At the December 2006 American Society for Cell Biology meeting, there was a Special Interest Subgroup entitled "Managing the Data Explosion in Systems Biology".
Highlights from "Managing the Data Explosion in Systems Biology"
6 March 2007
NANCY R GOUGH
At the December 2006 American Society for Cell Biology meeting, there was a Special Interest Subgroup entitled "Managing the Data Explosion in Systems Biology". One focus of this Special Interest Subgroup was issues related to data integration. It appears that, instead of pushing toward a commonly adopted standard, some labs are building tools to allow data in different formats to be mapped and imported for performing analysis and interpretation of high throughput data results.
H. Steven Wiley (Pacific Northwest National Laboratory, WA) introduced the session. Wiley talked about the fact that, although there is a lot of data in cell biology, we are still actually data-poor in terms of the complex data required to really understand cell physiology and the response to signals and changes in the environment. There is a lot of "simple" data–gene sequences, protein interaction information, and structure information–but little "complex" data–information about the dynamics of the system. The research approach thus far has been to figure out the parts and then try to figure out the dynamics. The computational approaches used to analyze the "parts data" to produce dynamic systems biology interpretations and generate hypotheses include both highly specific models and more abstract models. Wiley ranked the various approaches, from most specific to least, as models based on differential equations (these require the most complex and complete data sets), Markov chain models, Boolean models, Bayesian models, and finally statistical models.
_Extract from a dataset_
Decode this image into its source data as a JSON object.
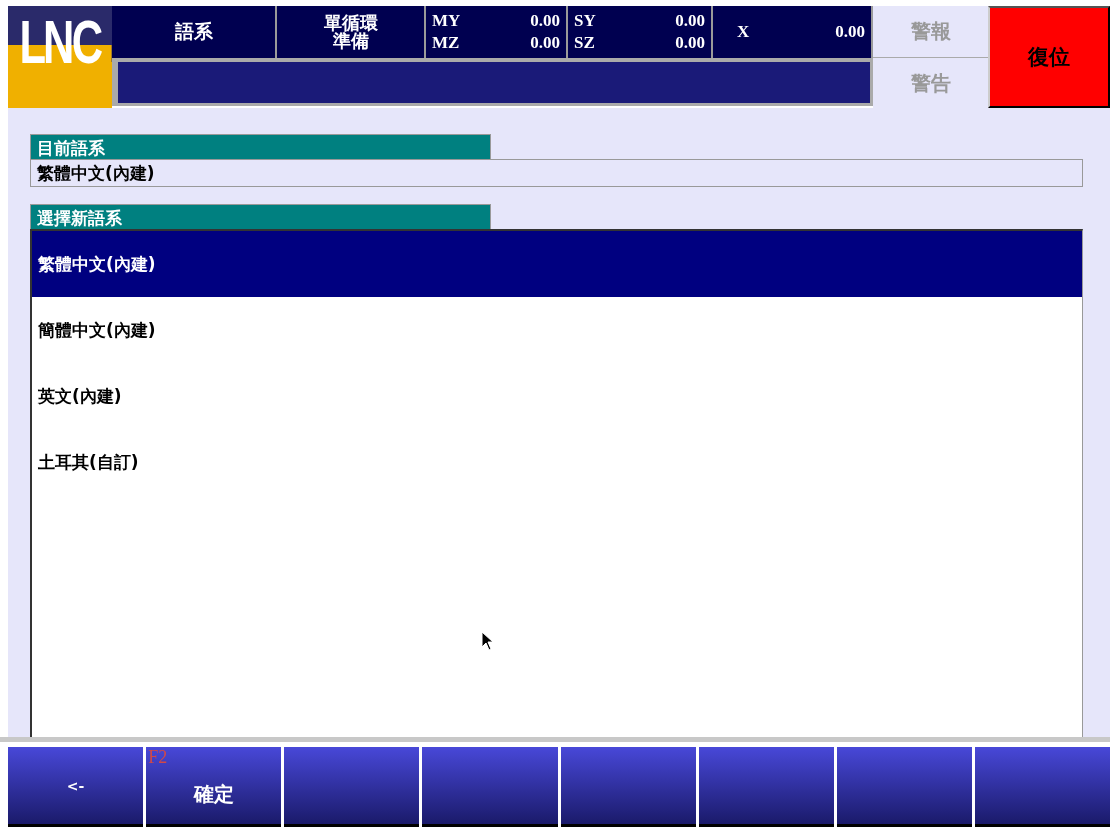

There are fundamental issues related to integrating the large, albeit simple, data sets that are generated and processing this information into meaningful knowledge. Some of the specific problems that Wiley mentioned included redundancy in the sequence databases, redundancy in the probe sets used for microarray analysis, uncertainty in the identification of proteins (from mass spectrometry experiments, for example, where the peptides generated could be derived from more than one protein), uncertainty in the protein quantitation data, missing data, and the lack of tools for cross-referencing gene and protein identifiers across databases. Unfortunately, the gene identification standards are not the same as the protein identification standards, so it can be very time-consuming to match a peptide to its protein and then the protein to the gene. Wiley indicated that researchers at the Pacific Northwest National Laboratory can generate 480 Gigabytes of proteomic data per day, but lack sufficient automated mechanisms for identification and interpretation of the results.
Following this introduction, several speakers described efforts related to mapping high throughput data sets to information in existing databases. Some of the tools mentioned relevant to the modeling or computational analysis of cell signaling included
- Cytoscape network visualization software
- Onto-Tools statistical gene expression analysis software
- Gaggle data management application
Feel free to add to this list of tools and comment on any experiences you may have had in working with these or other tools for computational approaches to cell signaling.